### [THE PROBLEM]
Within the listing below, tally the lines where the word "netease" appears, and answer with nothing but the tally.
··· ENTRIES PROVIDED ···
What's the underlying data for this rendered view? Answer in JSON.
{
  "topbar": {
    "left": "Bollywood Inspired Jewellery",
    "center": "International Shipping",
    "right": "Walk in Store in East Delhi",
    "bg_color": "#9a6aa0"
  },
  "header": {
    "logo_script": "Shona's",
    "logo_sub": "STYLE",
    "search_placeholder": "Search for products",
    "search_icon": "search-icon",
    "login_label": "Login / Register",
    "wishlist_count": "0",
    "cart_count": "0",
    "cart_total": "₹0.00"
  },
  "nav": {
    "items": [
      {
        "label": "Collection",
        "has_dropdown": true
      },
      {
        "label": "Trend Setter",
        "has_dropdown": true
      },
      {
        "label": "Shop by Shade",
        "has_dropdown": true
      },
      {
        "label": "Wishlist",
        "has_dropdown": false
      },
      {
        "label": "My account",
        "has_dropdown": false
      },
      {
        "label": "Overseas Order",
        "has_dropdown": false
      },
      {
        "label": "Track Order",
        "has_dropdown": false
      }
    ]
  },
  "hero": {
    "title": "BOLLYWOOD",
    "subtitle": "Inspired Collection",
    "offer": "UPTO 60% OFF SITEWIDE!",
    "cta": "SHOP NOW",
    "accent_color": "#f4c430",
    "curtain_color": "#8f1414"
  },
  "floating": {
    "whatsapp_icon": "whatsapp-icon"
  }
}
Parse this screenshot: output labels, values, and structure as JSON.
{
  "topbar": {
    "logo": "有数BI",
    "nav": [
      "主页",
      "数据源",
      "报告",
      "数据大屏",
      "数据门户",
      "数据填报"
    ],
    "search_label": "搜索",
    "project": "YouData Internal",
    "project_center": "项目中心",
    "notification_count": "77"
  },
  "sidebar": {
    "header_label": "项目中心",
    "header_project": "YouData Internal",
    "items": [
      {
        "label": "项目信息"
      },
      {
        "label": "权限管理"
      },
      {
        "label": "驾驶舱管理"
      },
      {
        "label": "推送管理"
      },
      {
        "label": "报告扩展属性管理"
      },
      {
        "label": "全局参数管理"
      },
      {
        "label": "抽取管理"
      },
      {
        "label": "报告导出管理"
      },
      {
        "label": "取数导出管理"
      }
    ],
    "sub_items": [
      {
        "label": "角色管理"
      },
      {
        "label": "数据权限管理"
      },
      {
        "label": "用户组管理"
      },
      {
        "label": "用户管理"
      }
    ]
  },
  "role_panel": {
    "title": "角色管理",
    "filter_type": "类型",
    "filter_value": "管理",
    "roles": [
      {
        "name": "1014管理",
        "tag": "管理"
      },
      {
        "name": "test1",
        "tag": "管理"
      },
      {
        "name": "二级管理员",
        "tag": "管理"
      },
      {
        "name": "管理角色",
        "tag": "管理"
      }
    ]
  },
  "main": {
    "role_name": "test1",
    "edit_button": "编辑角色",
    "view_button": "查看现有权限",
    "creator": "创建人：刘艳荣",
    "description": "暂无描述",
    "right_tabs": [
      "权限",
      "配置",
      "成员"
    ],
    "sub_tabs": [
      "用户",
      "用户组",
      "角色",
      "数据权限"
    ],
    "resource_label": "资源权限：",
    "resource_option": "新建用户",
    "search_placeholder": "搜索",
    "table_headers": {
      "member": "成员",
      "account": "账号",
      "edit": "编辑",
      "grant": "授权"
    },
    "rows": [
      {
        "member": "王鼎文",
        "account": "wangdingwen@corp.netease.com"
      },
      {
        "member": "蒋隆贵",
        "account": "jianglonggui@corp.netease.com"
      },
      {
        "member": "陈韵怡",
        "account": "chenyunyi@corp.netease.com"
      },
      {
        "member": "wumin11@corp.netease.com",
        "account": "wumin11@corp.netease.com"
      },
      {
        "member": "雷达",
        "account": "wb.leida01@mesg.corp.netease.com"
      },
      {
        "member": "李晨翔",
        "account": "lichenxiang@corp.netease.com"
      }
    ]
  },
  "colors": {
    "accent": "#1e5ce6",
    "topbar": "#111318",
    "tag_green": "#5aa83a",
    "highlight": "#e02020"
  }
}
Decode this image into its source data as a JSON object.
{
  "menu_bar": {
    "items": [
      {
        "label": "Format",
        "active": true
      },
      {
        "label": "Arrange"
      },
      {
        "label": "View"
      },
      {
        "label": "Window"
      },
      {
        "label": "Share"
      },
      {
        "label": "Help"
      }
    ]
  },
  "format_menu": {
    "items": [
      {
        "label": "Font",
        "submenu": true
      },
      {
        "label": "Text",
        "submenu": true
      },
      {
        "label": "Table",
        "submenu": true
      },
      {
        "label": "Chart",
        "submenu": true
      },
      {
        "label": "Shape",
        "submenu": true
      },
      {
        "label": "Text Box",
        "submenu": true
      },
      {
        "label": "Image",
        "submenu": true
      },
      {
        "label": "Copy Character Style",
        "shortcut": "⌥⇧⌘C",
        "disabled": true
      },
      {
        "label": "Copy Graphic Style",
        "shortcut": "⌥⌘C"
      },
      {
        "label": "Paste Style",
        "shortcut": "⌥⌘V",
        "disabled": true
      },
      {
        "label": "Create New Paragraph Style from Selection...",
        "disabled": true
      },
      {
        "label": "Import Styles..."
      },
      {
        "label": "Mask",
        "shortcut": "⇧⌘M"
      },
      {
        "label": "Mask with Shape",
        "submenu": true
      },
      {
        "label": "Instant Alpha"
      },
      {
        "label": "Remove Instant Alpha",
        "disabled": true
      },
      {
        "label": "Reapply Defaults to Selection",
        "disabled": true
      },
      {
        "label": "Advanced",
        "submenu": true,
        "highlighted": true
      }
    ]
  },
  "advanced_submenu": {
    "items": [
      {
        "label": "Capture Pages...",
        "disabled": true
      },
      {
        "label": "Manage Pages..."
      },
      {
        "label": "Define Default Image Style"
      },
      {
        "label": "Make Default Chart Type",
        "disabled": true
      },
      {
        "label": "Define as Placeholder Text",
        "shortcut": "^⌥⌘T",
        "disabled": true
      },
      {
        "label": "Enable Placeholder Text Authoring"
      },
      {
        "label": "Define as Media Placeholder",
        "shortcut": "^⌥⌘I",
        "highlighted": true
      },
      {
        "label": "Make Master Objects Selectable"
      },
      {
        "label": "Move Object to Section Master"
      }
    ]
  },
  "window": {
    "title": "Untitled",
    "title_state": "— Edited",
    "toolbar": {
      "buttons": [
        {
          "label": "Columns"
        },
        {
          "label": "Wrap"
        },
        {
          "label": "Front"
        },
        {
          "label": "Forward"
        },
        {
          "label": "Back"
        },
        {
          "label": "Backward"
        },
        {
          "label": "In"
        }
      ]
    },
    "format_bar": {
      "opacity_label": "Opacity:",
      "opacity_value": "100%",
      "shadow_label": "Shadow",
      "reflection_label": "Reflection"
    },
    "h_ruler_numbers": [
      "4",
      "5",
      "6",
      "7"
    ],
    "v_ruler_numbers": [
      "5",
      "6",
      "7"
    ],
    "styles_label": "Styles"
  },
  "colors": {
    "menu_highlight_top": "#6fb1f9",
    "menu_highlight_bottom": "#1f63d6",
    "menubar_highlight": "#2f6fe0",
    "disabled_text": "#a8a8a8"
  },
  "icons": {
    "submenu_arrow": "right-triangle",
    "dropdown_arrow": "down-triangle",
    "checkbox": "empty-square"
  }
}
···
### [ANSWER]
7